Personally, I feel like in a few pages I had my feelings around losing a parent validated, in a way. Not that, at nearly 25, I needed them to be… But it’s still nice to find a book that shows you exactly how you felt and how it was ok to feel that way.
This was one of the books that immediately sprung to mind when I signed up for the Rereadathon. Like Wise Children I read it for an actual academic assignment, this time Ethnic American Literature in the second year of uni. Life outside of university in my second year was an unmitigated disaster, so much so that I ended up taking the year twice, and The House on Mango Street was probably the only book I read the whole of that first attempt.
I enjoyed it a lot more without the pressure of university (like all books) and also with the benefit of nearly six years of online communication with people who aren’t from the same town as me. For all my lecturer’s enthusiasm I don’t think I fully got the beauty of this book aged nineteen.
I still love the way the book is written, not in chapters but in vignettes. There’s something lovely about a vignette that can be taken in isolation but that also comes together with others to paint a broader picture. Although it’s short, the book deals with a lot of aspects about Esperanza’s life and the specific ways in which being Latina in Chicago affect her.
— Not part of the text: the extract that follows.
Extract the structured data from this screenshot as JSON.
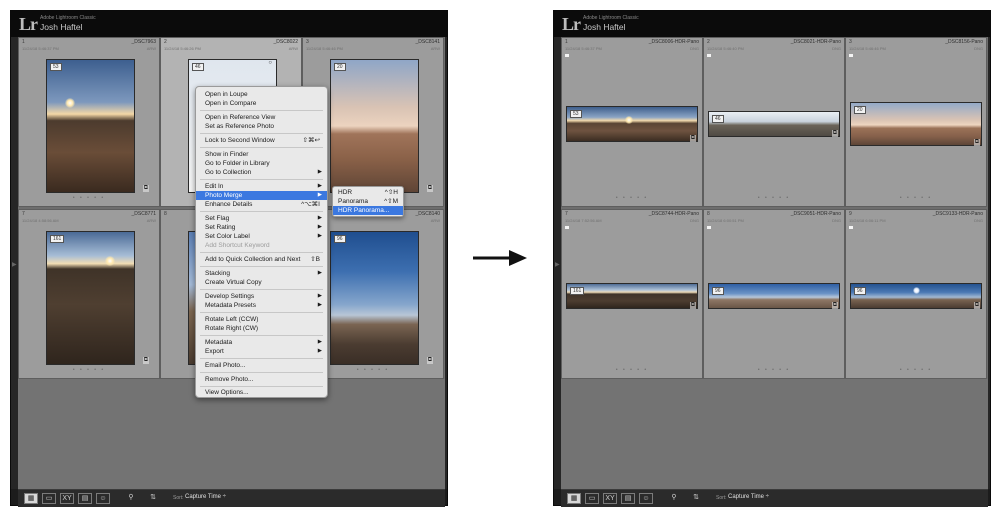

There’s almost a fairy tale quality to the way Esperanza narrates stories about the others on her street too.